The shift from defined benefit (DB) plans to defined contribution (DC) plans has left many Americans with the possibility of having unanchored retirements. The transition to contributing to and planning for one’s retirement has not been easy, resulting in inadequate retirement plans, even by diligent savers with the best intentions and woefully underfunded plans by those who take a lax approach to planning.
In order to ameliorate the underfunded retirement crisis brewing in America, automatic-enrollment (auto-enrollment) began to gain steam in the late 1990s. The trend, which was then bolstered by the Pension Protection Act of 2006, automatically enrolls employees in 401(K) plans forcing them to actively opt out rather than actively opt in.
Recently, the Center for Retirement Research (CRR) at Boston College concluded that although auto enrollment polices may boost the retirement savings of workers that would have never contributed at all, they could hinder the savings of those who would have been conscientious contributors due to low employer match rates and low default contribution rates.
The study, which utilized 2010/2011 restricted data from the National Compensation Survey (NCS) conducted by the U.S. Bureau of Labor Statistics, sought to examine how employer behavior under auto enrollment impacted employees’ retirement savings.
The CRR found through the samples attained, that auto-enrollment plans do in fact foster higher participation rates. Auto-enrollment plan participation rates were a full 10 points higher than plans without them — 77 percent to 67 percent.
Because most employers match a certain percentage of their employees’ contributions, with all things equal, higher enrollment activity would translate to higher total compensation costs for employers. It is the methods in which employers apply to mitigate and alleviate these higher costs that can in turn impact the health of their employees’ plans.
The CRR endeavored to examine the theory which held that employers with auto-enrollment programs offer lower maximum matching contributions than employers who do not utilize auto-enrollment. The maximum match rate for workers in auto-enrollment plans was 3.2 percent while employees not enrolled was 3.5 percent.
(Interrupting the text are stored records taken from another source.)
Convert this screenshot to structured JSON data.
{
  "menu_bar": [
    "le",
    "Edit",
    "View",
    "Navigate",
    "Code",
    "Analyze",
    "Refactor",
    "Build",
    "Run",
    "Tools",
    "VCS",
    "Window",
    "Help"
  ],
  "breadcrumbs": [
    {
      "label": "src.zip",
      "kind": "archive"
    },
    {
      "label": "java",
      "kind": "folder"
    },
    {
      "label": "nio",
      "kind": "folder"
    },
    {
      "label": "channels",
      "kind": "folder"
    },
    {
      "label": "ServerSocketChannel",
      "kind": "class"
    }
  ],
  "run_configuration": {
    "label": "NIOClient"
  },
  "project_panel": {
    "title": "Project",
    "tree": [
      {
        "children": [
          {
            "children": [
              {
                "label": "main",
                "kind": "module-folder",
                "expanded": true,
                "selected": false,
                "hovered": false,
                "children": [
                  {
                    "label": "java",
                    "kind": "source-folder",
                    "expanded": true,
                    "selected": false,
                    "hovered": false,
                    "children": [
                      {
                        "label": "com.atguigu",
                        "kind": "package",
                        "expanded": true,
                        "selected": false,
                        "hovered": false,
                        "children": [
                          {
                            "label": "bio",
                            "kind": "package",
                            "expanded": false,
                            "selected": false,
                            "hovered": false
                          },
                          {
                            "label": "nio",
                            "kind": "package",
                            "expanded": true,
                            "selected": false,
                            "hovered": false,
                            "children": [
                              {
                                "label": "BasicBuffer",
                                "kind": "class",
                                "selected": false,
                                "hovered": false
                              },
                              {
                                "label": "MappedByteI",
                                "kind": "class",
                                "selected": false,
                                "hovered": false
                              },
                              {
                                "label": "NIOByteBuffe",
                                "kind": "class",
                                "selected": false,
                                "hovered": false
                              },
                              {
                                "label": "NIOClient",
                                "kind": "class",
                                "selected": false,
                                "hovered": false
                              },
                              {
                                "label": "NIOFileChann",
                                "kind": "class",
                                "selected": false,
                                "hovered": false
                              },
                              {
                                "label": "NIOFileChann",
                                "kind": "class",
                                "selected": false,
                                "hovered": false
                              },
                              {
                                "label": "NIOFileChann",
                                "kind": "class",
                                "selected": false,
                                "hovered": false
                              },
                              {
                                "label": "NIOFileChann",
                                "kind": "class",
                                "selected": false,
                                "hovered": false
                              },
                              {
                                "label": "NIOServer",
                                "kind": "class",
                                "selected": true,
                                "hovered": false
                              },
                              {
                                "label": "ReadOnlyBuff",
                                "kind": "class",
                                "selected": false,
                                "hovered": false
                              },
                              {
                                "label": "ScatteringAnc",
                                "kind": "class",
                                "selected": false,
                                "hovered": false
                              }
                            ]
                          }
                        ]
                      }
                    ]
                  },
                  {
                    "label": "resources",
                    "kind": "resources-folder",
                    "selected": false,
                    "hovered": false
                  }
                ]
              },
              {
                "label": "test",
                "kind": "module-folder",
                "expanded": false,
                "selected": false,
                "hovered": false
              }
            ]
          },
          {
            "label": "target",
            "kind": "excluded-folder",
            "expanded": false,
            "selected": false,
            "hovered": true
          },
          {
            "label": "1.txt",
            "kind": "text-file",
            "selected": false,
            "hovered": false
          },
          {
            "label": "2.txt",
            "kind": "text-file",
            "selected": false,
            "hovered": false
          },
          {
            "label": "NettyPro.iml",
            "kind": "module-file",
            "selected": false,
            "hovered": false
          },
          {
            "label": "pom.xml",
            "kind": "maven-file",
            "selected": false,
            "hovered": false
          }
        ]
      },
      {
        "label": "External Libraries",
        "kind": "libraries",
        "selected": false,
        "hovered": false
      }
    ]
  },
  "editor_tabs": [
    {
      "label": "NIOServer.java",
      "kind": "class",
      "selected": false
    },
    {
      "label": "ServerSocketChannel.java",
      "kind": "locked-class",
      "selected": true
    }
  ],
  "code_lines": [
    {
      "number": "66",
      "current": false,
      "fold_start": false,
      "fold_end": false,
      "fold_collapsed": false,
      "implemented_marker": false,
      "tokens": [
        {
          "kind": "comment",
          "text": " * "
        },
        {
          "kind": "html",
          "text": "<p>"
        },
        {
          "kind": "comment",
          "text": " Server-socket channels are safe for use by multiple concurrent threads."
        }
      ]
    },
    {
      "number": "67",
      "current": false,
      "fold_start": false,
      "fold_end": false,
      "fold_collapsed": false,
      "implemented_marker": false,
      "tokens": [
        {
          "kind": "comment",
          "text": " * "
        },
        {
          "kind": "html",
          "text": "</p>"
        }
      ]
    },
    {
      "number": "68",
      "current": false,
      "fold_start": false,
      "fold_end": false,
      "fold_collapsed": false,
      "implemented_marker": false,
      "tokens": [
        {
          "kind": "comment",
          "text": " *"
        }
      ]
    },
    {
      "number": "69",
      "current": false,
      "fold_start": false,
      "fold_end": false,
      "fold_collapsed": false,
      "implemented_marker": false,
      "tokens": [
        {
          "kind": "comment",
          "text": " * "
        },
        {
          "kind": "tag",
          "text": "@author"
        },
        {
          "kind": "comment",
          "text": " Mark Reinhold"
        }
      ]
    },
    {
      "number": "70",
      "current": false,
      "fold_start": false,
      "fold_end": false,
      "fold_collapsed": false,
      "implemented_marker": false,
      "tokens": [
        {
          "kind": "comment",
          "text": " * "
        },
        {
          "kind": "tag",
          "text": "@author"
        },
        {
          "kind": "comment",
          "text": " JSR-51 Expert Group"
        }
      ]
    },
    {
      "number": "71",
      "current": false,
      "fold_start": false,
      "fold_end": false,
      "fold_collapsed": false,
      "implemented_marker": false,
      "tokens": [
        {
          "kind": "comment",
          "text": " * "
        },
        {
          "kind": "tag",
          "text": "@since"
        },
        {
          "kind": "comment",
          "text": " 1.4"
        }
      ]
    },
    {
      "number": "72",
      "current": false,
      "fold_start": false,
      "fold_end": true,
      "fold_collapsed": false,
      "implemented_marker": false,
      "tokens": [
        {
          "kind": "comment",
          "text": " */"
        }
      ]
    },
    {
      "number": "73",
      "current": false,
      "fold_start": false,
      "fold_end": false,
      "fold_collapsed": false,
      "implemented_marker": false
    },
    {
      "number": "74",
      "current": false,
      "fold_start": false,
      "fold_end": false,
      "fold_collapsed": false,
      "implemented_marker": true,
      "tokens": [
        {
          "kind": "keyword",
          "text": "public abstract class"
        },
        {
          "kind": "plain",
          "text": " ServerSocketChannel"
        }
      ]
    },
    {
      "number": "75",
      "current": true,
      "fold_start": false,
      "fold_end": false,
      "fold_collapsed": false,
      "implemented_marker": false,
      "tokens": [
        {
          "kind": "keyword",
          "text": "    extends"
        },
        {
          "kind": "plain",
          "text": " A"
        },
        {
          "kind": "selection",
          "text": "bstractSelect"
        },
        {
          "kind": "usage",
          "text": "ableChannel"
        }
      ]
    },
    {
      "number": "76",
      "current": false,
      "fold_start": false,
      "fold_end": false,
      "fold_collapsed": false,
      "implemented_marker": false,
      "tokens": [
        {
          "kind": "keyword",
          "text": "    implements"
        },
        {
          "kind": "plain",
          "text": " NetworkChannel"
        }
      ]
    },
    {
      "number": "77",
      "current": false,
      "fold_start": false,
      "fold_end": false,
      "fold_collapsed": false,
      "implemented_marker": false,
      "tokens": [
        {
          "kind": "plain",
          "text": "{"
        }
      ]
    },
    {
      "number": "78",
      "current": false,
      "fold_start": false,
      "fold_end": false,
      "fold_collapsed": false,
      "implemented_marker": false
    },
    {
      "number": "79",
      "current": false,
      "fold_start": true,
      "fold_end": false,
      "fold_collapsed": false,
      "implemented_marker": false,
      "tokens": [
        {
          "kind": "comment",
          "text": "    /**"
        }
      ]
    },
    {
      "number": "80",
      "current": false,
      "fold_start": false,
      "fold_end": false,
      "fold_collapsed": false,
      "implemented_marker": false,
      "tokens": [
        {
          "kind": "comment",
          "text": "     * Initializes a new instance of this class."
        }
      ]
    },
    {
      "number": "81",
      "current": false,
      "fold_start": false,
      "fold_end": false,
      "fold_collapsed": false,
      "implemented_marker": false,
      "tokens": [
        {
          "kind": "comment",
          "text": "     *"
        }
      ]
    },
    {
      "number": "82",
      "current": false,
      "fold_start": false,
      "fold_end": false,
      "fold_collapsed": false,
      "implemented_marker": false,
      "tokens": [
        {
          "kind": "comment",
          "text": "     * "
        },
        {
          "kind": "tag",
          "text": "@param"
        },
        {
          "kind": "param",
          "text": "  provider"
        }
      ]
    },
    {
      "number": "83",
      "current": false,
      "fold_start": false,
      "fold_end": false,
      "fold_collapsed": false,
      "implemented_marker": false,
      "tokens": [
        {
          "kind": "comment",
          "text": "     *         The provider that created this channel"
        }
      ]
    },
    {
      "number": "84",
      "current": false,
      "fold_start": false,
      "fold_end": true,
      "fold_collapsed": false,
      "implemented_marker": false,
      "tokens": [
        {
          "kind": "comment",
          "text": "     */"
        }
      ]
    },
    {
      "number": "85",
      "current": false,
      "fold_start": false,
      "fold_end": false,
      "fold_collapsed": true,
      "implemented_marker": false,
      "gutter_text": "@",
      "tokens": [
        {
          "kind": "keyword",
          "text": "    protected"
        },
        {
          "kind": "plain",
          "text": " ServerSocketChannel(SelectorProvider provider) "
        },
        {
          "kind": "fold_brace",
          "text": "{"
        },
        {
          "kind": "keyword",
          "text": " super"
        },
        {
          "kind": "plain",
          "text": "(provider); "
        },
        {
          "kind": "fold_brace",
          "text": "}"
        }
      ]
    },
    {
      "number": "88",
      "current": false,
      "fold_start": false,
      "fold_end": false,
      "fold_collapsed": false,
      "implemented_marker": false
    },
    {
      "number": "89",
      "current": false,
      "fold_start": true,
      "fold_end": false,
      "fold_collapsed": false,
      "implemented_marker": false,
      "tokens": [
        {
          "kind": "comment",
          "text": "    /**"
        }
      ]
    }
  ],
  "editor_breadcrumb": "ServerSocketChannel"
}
According to the CRR, the seemingly small difference is statistically significant however, they caution that the difference in match rates may be due to other factors. They noted that a large percentage of workers covered by auto-enrollment in the sample were having their DC plans buttressed by DB plans. Since they have more than one retirement savings vehicle provided to the employee, employers may lower the percentage they match. A regression analysis conducted seems to uphold the theory.
The CRR also sought to find out whether employers who offer auto-enrollment choose lower default employee contribution rates in order to keep their match commensurately low. This practice could be particularly harmful to employees’ retirement health as it has been proven that many take a “set it and forget it” approach, assuming that their employers would enroll them at a rate sufficient to yield substantial retirement income and not actively managing their account.
CRRs data found that overall, employers with auto-enrollment may be using their default employee contribution rate to help them offset the higher costs that accompany the higher rates that accompany auto-enrollment. It should be noted that some auto-enrollment plans feature “auto-escalation” features that increase the default rate over time. These plans were included in their sample.
Finally the CRR examined the relationship between auto-enrollment plans and overall compensation. They concluded that the idea that employers who offered auto-enrollment plans could possibly be striving to keep their compensation costs a constant. However, they end up spending more on workers that would have avoided participation and less on workers that would have participated anyway.
The CRR concluded that employer decisions regarding 401(k) plan designs have huge impact on how much workers save for retirement. They caution that although auto-enrollment plans are undoubtedly successful at raising participation rates, they may not boost overall savings due to the aforementioned reasons. However, the trend of auto-enrollment policies are fairly new and further observation is needed to arrive at conclusive detail their impact on employees’ retirement health.